Sometimes I feel like being an English teacher straddles a fairly fine line between cheap birthday clown/magician/pony ride, a stand-up comedian and an honest attempt at education. Point of fact, this evening I taught my first Yeong Je class (pronounced Young Jay, don't know if I've spelled it right.) All these fourteen-year-olds skulked into my classroom, usually occupied with an effervescent crew of 7-12 year olds. Because I haven't actually been told what to teach these "kids", I had prepared a couple of stories pulled from newspapers, as well as the usual introductory song and dance about where I'm from, classroom rules, etc. After reading one of the stories to them once, the vacant stares, half-asleep glazed over eyes, and restless fidgeting were a bit too much for me, and I felt like trying to have some fun. So I pulled out this sheet I got from another teacher, full of get-to-know-you questions like "what do you do when you get up in the morning?" and the like. We went through the questions together, and while they weren't exactly bursting with a need to share, I did get a few of them talking. It also helped (and this is the stand up comedian part) when I would suggest answers to the questions such as "The first thing I do when I get up in the morning is: eat kimchi? wash my face? brush my teeth? kick my mom? (sorry mom, for comic effect only) In the end, they left a little intrigued, a little wary and more than relieved to go home. It's important to remember that these kids have been at school from like 7am and most of them don't get home from classes until after 10 at night.

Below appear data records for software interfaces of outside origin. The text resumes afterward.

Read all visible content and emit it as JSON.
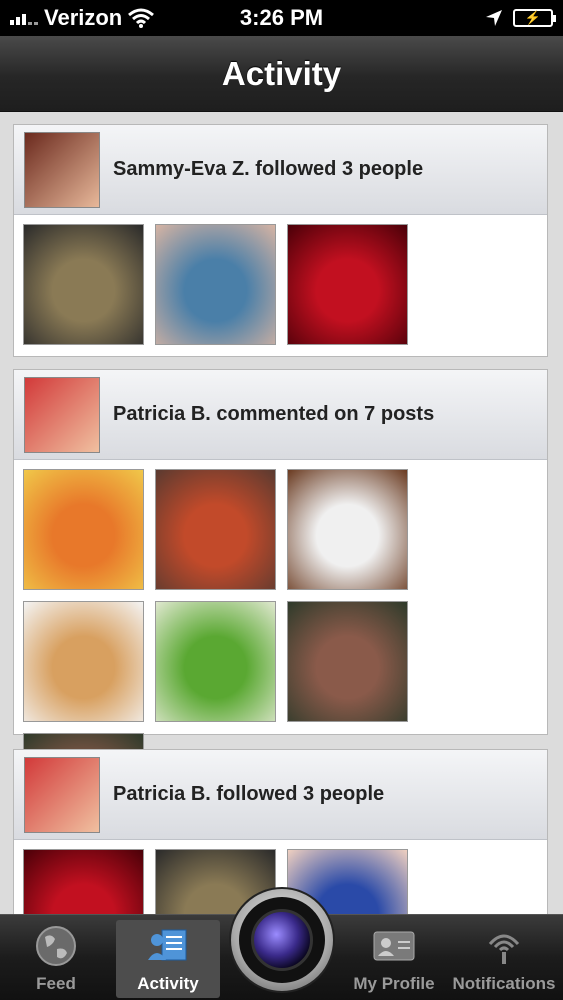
{
  "status_bar": {
    "carrier": "Verizon",
    "time": "3:26 PM"
  },
  "nav": {
    "title": "Activity"
  },
  "cards": [
    {
      "title": "Sammy-Eva Z. followed 3 people",
      "avatar_colors": [
        "#6b2a1e",
        "#e7b89a"
      ],
      "thumbs": [
        [
          "#8a7a55",
          "#2a2a2a"
        ],
        [
          "#4a7fa8",
          "#d7b4a3"
        ],
        [
          "#c21020",
          "#4a0008"
        ]
      ]
    },
    {
      "title": "Patricia B. commented on 7 posts",
      "avatar_colors": [
        "#d23a3a",
        "#f0c0a0"
      ],
      "thumbs": [
        [
          "#e8782a",
          "#f0c84a"
        ],
        [
          "#c24a2a",
          "#5a3a30"
        ],
        [
          "#f0f0f0",
          "#6a3a20"
        ],
        [
          "#d8a060",
          "#f4f4f4"
        ],
        [
          "#5aa832",
          "#e0e8d0"
        ],
        [
          "#8a5a4a",
          "#2e3a2a"
        ],
        [
          "#8a5a4a",
          "#2e3a2a"
        ]
      ]
    },
    {
      "title": "Patricia B. followed 3 people",
      "avatar_colors": [
        "#d23a3a",
        "#f0c0a0"
      ],
      "thumbs": [
        [
          "#c21020",
          "#4a0008"
        ],
        [
          "#8a7a55",
          "#2a2a2a"
        ],
        [
          "#2a4aa8",
          "#f0d0c0"
        ]
      ]
    }
  ],
  "tabs": [
    {
      "label": "Feed",
      "icon": "globe-icon"
    },
    {
      "label": "Activity",
      "icon": "activity-icon"
    },
    {
      "label": "My Profile",
      "icon": "profile-card-icon"
    },
    {
      "label": "Notifications",
      "icon": "broadcast-icon"
    }
  ],
  "colors": {
    "nav_bg": "#262626",
    "card_head": "#e2e4e8",
    "active_tab": "#4d4d4d"
  }
}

I told my partner teacher that if they ever told a western kid he'd be in school that long, there'd be riots.
In other news, I had a little housewarming get together at my place on saturday. A modest gathering, thankfully, because my place isn't that big. But Ms. Shin, my partner teacher, showed up with her daughter Eun-ji (pronounced like a cross between Oon-jee and Un-jee). She's 17, and we talked about what she wants to do when she's out of high school (go to university in Seoul for business to be a CEO) and she inquired about how much partying high school kids in the west do. I tried to play it down, but she was visibly envious. Poor kids, they just wanna get their mojo going, but competition is FIERCE here for higher education, so schedules are strenuous.
I'm going to Chuncheon this weekend for a Mime festival, which sounds cool. Going to make it a spartan weekend, and try to lay off the sauce because finances aren't spectacular, although booze is so cheap, I'm focussing more on figuring out cheeeep accomodations which shouldn't be a problem. For my parents and relatives reading this, when I say finances aren't spectacular, I'M ALRIGHT!! I just got an advance from Mrs. Kim on next month's pay check, I just gotta make it last. Pretty stoked to see what kind of mime is miming at the mime-time. Anyhoo. Bye for now.